ICT at work: Using laptops to steal cars

I wonder if Negroponte’s $100 laptop or Gates’ cellphone computer can do this… Gone in 20 Minutes: using laptops to steal cars.

High-tech thieves are becoming increasingly savvy when it comes tostealing automobiles equipped with keyless entry and ignition systems.
While many computer-based security systems on automobiles require some
type of key — mechanical or otherwise — to start the engine, so-called
‘keyless’ setups require only the presence of a key fob to start the

The expert gang suspected of stealing two of David Beckham’s BMW X5
SUVs in the last six months did so by using software programs on a
laptop to wirelessly break into the car’s computer, open the doors, and
start the engine.

“It’s difficult to steal cars with complex security, but not
impossible. There are weaknesses in any system,” Tim Hart of the Auto
Locksmith Association told the U.K.’s Auto Express magazine.
“At key steps the car’s software can halt progress for up to 20 minutes
as part of its in-built protection,” said Hart.

Because the decryption process can take a while — up to 20 minutes,
according to Hart — the thieves usually wait to find the car in a
secluded area where it will be left for a long period.
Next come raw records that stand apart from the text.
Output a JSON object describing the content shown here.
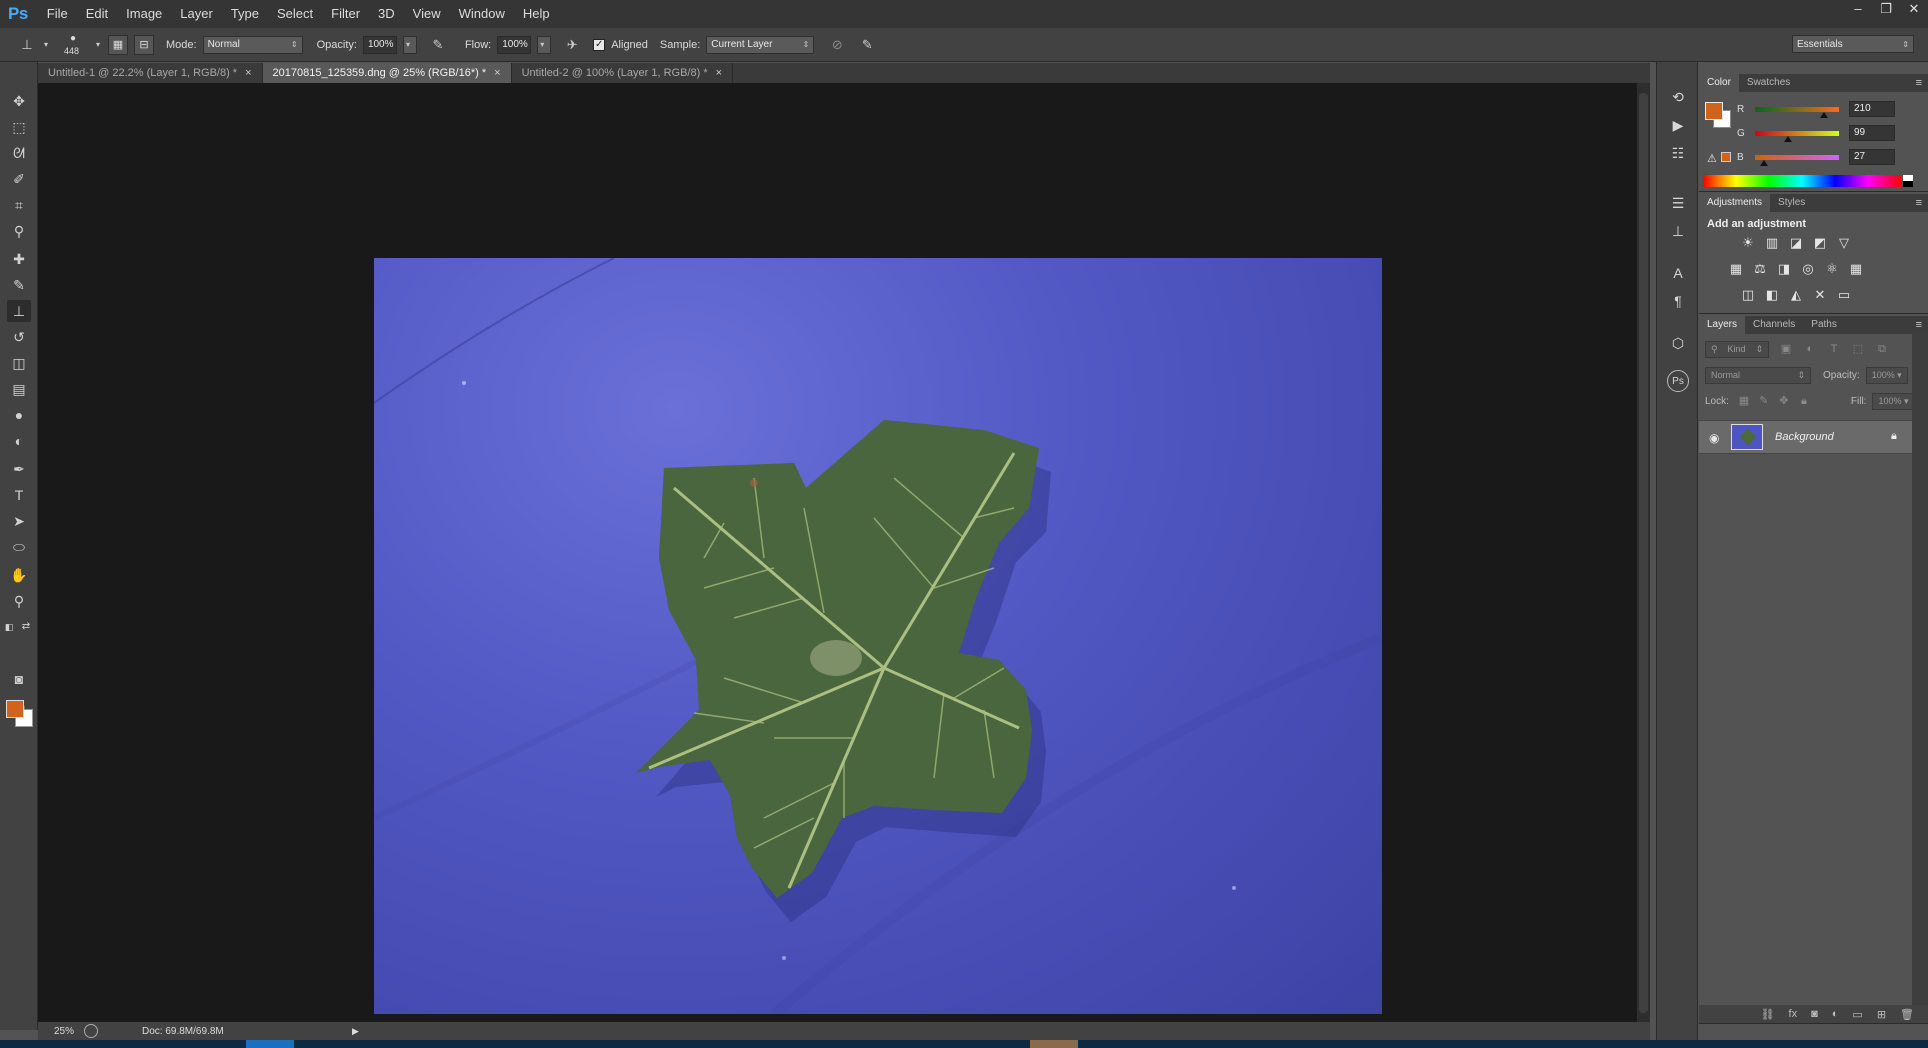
{
  "app": {
    "logo": "Ps"
  },
  "menu": [
    "File",
    "Edit",
    "Image",
    "Layer",
    "Type",
    "Select",
    "Filter",
    "3D",
    "View",
    "Window",
    "Help"
  ],
  "window_controls": {
    "minimize": "–",
    "restore": "❐",
    "close": "✕"
  },
  "options": {
    "brush_size": "448",
    "mode_label": "Mode:",
    "mode_value": "Normal",
    "opacity_label": "Opacity:",
    "opacity_value": "100%",
    "flow_label": "Flow:",
    "flow_value": "100%",
    "aligned_label": "Aligned",
    "aligned_checked": true,
    "sample_label": "Sample:",
    "sample_value": "Current Layer",
    "workspace": "Essentials"
  },
  "tabs": [
    {
      "label": "Untitled-1 @ 22.2% (Layer 1, RGB/8) *",
      "active": false
    },
    {
      "label": "20170815_125359.dng @ 25% (RGB/16*) *",
      "active": true
    },
    {
      "label": "Untitled-2 @ 100% (Layer 1, RGB/8) *",
      "active": false
    }
  ],
  "status": {
    "zoom": "25%",
    "doc": "Doc: 69.8M/69.8M"
  },
  "color_panel": {
    "tabs": [
      "Color",
      "Swatches"
    ],
    "r_label": "R",
    "g_label": "G",
    "b_label": "B",
    "r": "210",
    "g": "99",
    "b": "27",
    "r_level": 0.82,
    "g_level": 0.39,
    "b_level": 0.11,
    "foreground": "#d2631b",
    "background": "#ffffff"
  },
  "adjustments_panel": {
    "tabs": [
      "Adjustments",
      "Styles"
    ],
    "title": "Add an adjustment"
  },
  "layers_panel": {
    "tabs": [
      "Layers",
      "Channels",
      "Paths"
    ],
    "kind_filter": "Kind",
    "blend_mode": "Normal",
    "opacity_label": "Opacity:",
    "opacity_value": "100%",
    "lock_label": "Lock:",
    "fill_label": "Fill:",
    "fill_value": "100%",
    "layer_name": "Background"
  },
  "icons": {
    "eye": "visibility-eye-icon",
    "lock": "layer-lock-icon",
    "clone_stamp": "clone-stamp-icon"
  }
}
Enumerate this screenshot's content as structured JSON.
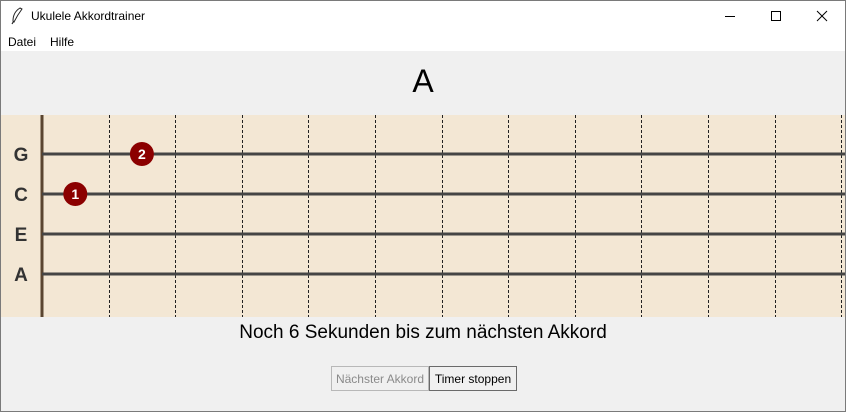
{
  "window": {
    "title": "Ukulele Akkordtrainer",
    "controls": {
      "minimize": "minimize-icon",
      "maximize": "maximize-icon",
      "close": "close-icon"
    }
  },
  "menu": {
    "items": [
      "Datei",
      "Hilfe"
    ]
  },
  "chord": {
    "name": "A"
  },
  "fretboard": {
    "background": "#f3e7d4",
    "dot_color": "#8b0000",
    "strings": [
      "G",
      "C",
      "E",
      "A"
    ],
    "fret_count": 12,
    "fingers": [
      {
        "string": "G",
        "fret": 2,
        "label": "2"
      },
      {
        "string": "C",
        "fret": 1,
        "label": "1"
      }
    ]
  },
  "status": {
    "countdown": "Noch 6 Sekunden bis zum nächsten Akkord"
  },
  "buttons": {
    "next": "Nächster Akkord",
    "stop": "Timer stoppen"
  }
}
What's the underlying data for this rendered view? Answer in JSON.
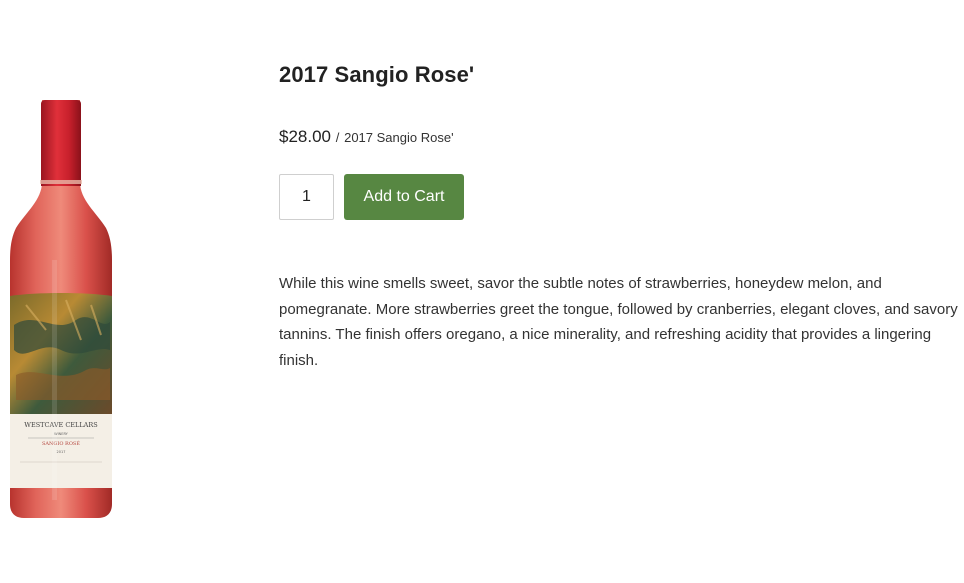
{
  "product": {
    "title": "2017 Sangio Rose'",
    "price": "$28.00",
    "price_separator": "/",
    "price_unit": "2017 Sangio Rose'",
    "quantity": "1",
    "add_to_cart_label": "Add to Cart",
    "description": "While this wine smells sweet, savor the subtle notes of strawberries, honeydew melon, and pomegranate. More strawberries greet the tongue, followed by cranberries, elegant cloves, and savory tannins. The finish offers oregano, a nice minerality, and refreshing acidity that provides a lingering finish."
  },
  "bottle_label": {
    "winery": "WESTCAVE CELLARS",
    "subline": "WINERY",
    "wine_name": "SANGIO ROSÉ",
    "vintage": "2017"
  },
  "colors": {
    "button": "#578742",
    "wine": "#d9504a",
    "capsule": "#c8202c"
  }
}
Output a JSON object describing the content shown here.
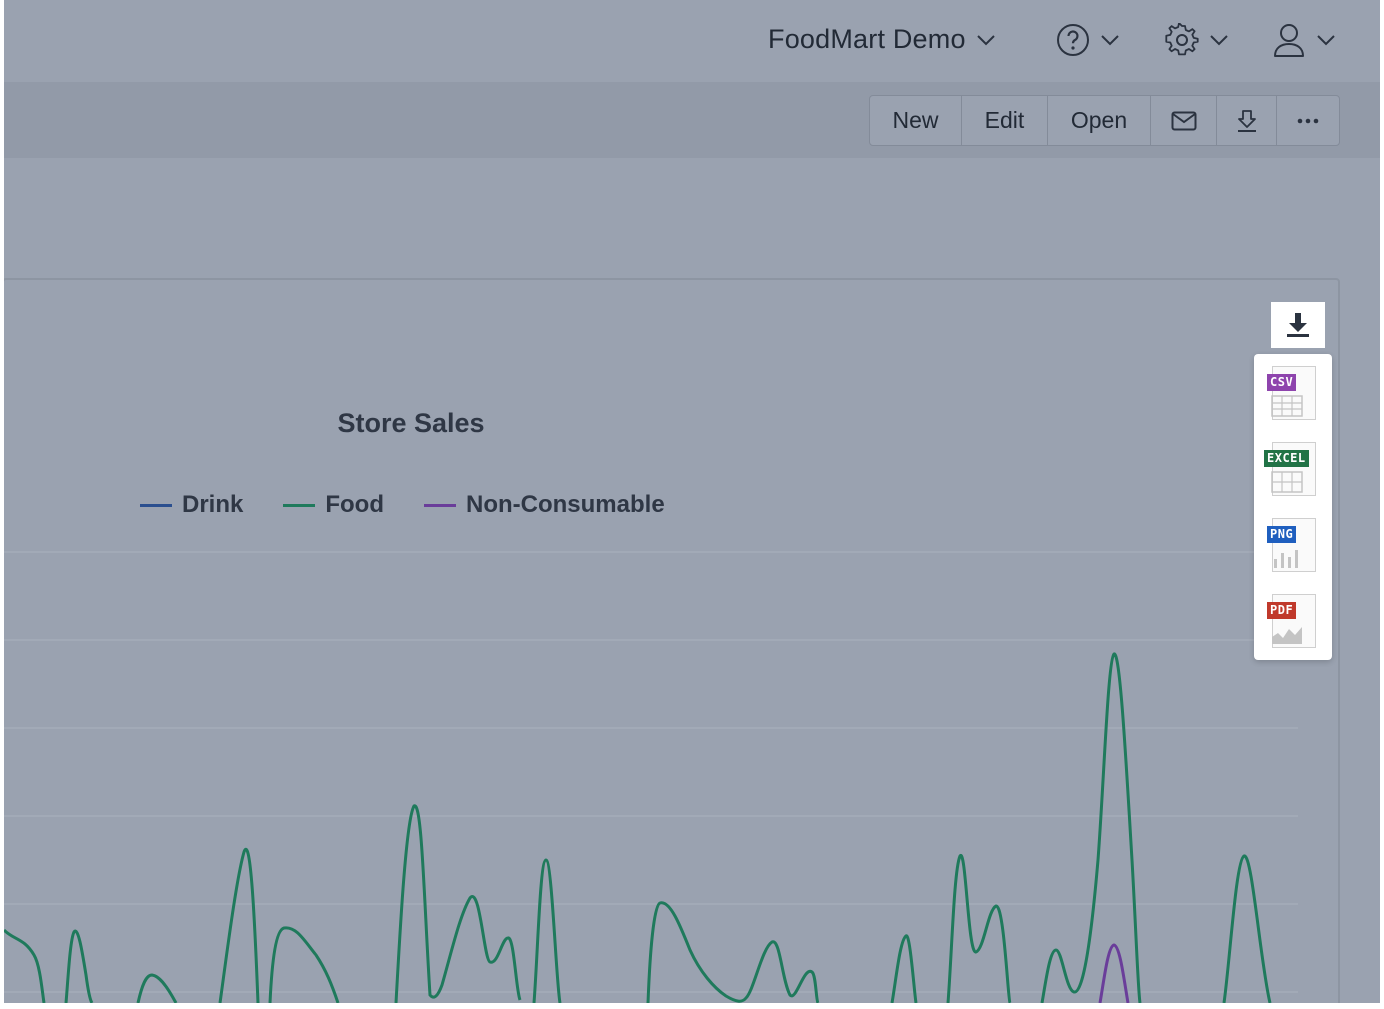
{
  "header": {
    "project_name": "FoodMart Demo"
  },
  "toolbar": {
    "new_label": "New",
    "edit_label": "Edit",
    "open_label": "Open",
    "icons": [
      "mail-icon",
      "download-icon",
      "more-icon"
    ]
  },
  "chart_data": {
    "type": "line",
    "title": "Store Sales",
    "series": [
      {
        "name": "Drink",
        "color": "#2b4f8f"
      },
      {
        "name": "Food",
        "color": "#1f7a5c"
      },
      {
        "name": "Non-Consumable",
        "color": "#6a3d9a"
      }
    ],
    "grid": true,
    "legend": "top"
  },
  "download_menu": {
    "items": [
      {
        "label": "CSV",
        "color": "#8e44ad"
      },
      {
        "label": "EXCEL",
        "color": "#217346"
      },
      {
        "label": "PNG",
        "color": "#1f5fbf"
      },
      {
        "label": "PDF",
        "color": "#c0392b"
      }
    ]
  }
}
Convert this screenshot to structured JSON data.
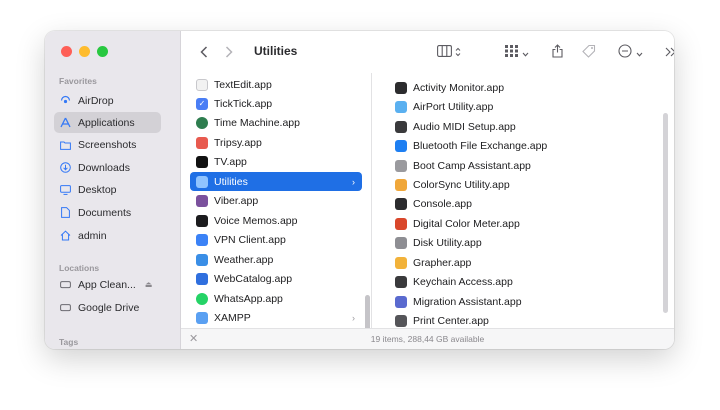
{
  "window": {
    "title": "Utilities"
  },
  "sidebar": {
    "sections": {
      "favorites": "Favorites",
      "locations": "Locations",
      "tags": "Tags"
    },
    "favorites": [
      {
        "label": "AirDrop",
        "icon": "airdrop-icon"
      },
      {
        "label": "Applications",
        "icon": "applications-icon"
      },
      {
        "label": "Screenshots",
        "icon": "folder-icon"
      },
      {
        "label": "Downloads",
        "icon": "downloads-icon"
      },
      {
        "label": "Desktop",
        "icon": "desktop-icon"
      },
      {
        "label": "Documents",
        "icon": "document-icon"
      },
      {
        "label": "admin",
        "icon": "home-icon"
      }
    ],
    "locations": [
      {
        "label": "App Clean...",
        "icon": "drive-icon"
      },
      {
        "label": "Google Drive",
        "icon": "drive-icon"
      }
    ]
  },
  "column1": [
    {
      "label": "TextEdit.app",
      "color": "#f2f2f2"
    },
    {
      "label": "TickTick.app",
      "color": "#4a7ef5"
    },
    {
      "label": "Time Machine.app",
      "color": "#2e7d4f"
    },
    {
      "label": "Tripsy.app",
      "color": "#e85a4f"
    },
    {
      "label": "TV.app",
      "color": "#111111"
    },
    {
      "label": "Utilities",
      "color": "#5aa0f2"
    },
    {
      "label": "Viber.app",
      "color": "#7b519d"
    },
    {
      "label": "Voice Memos.app",
      "color": "#1c1c1e"
    },
    {
      "label": "VPN Client.app",
      "color": "#3b82f6"
    },
    {
      "label": "Weather.app",
      "color": "#3a8ee6"
    },
    {
      "label": "WebCatalog.app",
      "color": "#2f6fde"
    },
    {
      "label": "WhatsApp.app",
      "color": "#25d366"
    },
    {
      "label": "XAMPP",
      "color": "#5aa0f2"
    }
  ],
  "column2": [
    {
      "label": "Activity Monitor.app",
      "color": "#2c2c2e"
    },
    {
      "label": "AirPort Utility.app",
      "color": "#5ab0f0"
    },
    {
      "label": "Audio MIDI Setup.app",
      "color": "#3a3a3c"
    },
    {
      "label": "Bluetooth File Exchange.app",
      "color": "#1e7ff2"
    },
    {
      "label": "Boot Camp Assistant.app",
      "color": "#9a9a9e"
    },
    {
      "label": "ColorSync Utility.app",
      "color": "#f0a73a"
    },
    {
      "label": "Console.app",
      "color": "#2c2c2e"
    },
    {
      "label": "Digital Color Meter.app",
      "color": "#d9472b"
    },
    {
      "label": "Disk Utility.app",
      "color": "#8e8e93"
    },
    {
      "label": "Grapher.app",
      "color": "#f2b23a"
    },
    {
      "label": "Keychain Access.app",
      "color": "#3a3a3c"
    },
    {
      "label": "Migration Assistant.app",
      "color": "#5a6acf"
    },
    {
      "label": "Print Center.app",
      "color": "#555559"
    }
  ],
  "status": {
    "text": "19 items, 288,44 GB available"
  },
  "colors": {
    "selection": "#1f6fe5",
    "accent": "#3478f6",
    "sidebar_bg": "#e9e7ec"
  }
}
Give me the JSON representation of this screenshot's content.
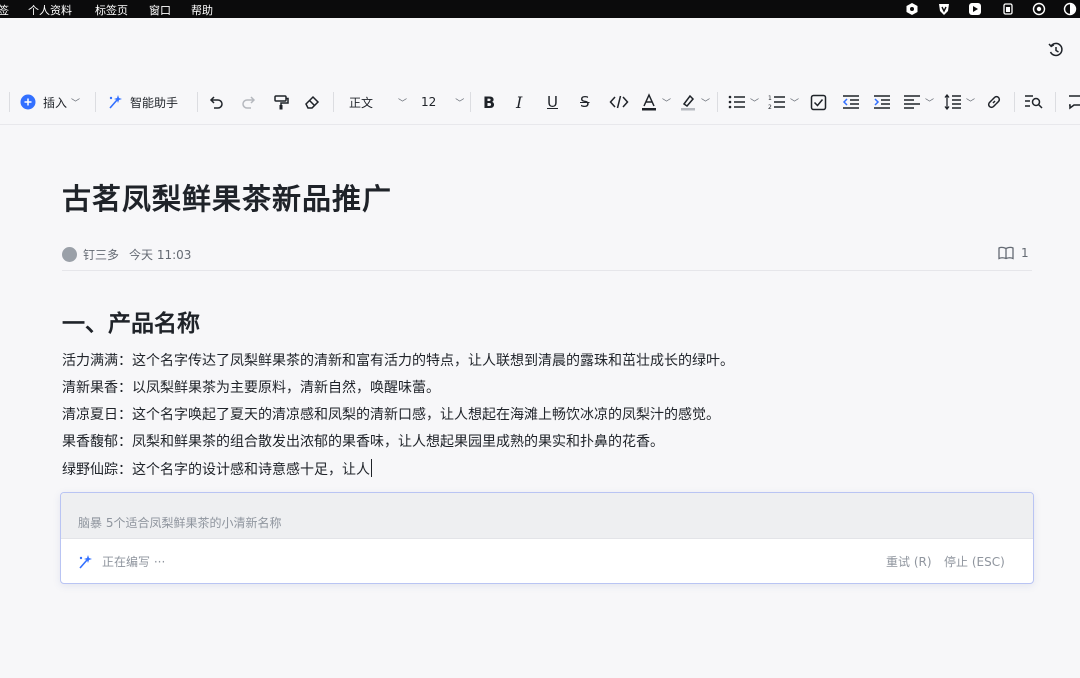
{
  "menubar": {
    "items": [
      "签",
      "个人资料",
      "标签页",
      "窗口",
      "帮助"
    ]
  },
  "toolbar": {
    "insert_label": "插入",
    "assistant_label": "智能助手",
    "style_label": "正文",
    "font_size": "12",
    "icons": [
      "plus-icon",
      "sparkle-icon",
      "undo-icon",
      "redo-icon",
      "format-painter-icon",
      "eraser-icon",
      "bold-icon",
      "italic-icon",
      "underline-icon",
      "strikethrough-icon",
      "code-icon",
      "font-color-icon",
      "highlight-icon",
      "bulleted-list-icon",
      "numbered-list-icon",
      "checkbox-icon",
      "outdent-icon",
      "indent-icon",
      "align-icon",
      "line-spacing-icon",
      "link-icon",
      "find-icon",
      "comment-icon"
    ],
    "accent_color": "#3370ff"
  },
  "document": {
    "title": "古茗凤梨鲜果茶新品推广",
    "author": "钉三多",
    "updated": "今天 11:03",
    "read_count": "1",
    "section_heading": "一、产品名称",
    "paragraphs": [
      "活力满满：这个名字传达了凤梨鲜果茶的清新和富有活力的特点，让人联想到清晨的露珠和茁壮成长的绿叶。",
      "清新果香：以凤梨鲜果茶为主要原料，清新自然，唤醒味蕾。",
      "清凉夏日：这个名字唤起了夏天的清凉感和凤梨的清新口感，让人想起在海滩上畅饮冰凉的凤梨汁的感觉。",
      "果香馥郁：凤梨和鲜果茶的组合散发出浓郁的果香味，让人想起果园里成熟的果实和扑鼻的花香。",
      "绿野仙踪：这个名字的设计感和诗意感十足，让人"
    ]
  },
  "ai_panel": {
    "prompt": "脑暴 5个适合凤梨鲜果茶的小清新名称",
    "status": "正在编写 ···",
    "retry_label": "重试 (R)",
    "stop_label": "停止 (ESC)"
  }
}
That is believed
to be what happened to Mr. Beckham — the crooks followed him to the
mall where he was to have lunch, and went to work on his X5 after it
was parked.

While automakers and locksmiths are supposed to be the only groups
that know where and how security information is stored in a car, the
information eventually falls into the wrong hands.

According to the Prague Post leaving such information on a
laptop is what got Radko Souček caught for stealing several cars. “You
could delete all the data from your laptop, but that’s not good for you
because the more data you have, the bigger your possibilities,” he
says. He says any car that relies on software to provide security can
be circumvented by other software. “Every car has its weak spot,” he
says. Souček faces up to 12 years in prison.

The Leftlane Perspective: Many modern cars now rely on software entirely
for security. Gone are the days where microchips supplemented
mechanical locks as an additional security measure. In the case of true
‘keyless’ systems, software is the only thing between a thief and your
car. As computers become more powerful, will stealing cars become even
easier? Never mind future cars with better security — what about
today’s cars a few years down the road? With cars as inexpensive as the
Toyota Camry offering entirely keyless systems, these concerns a
relevant to all consumers.

Posted in ICT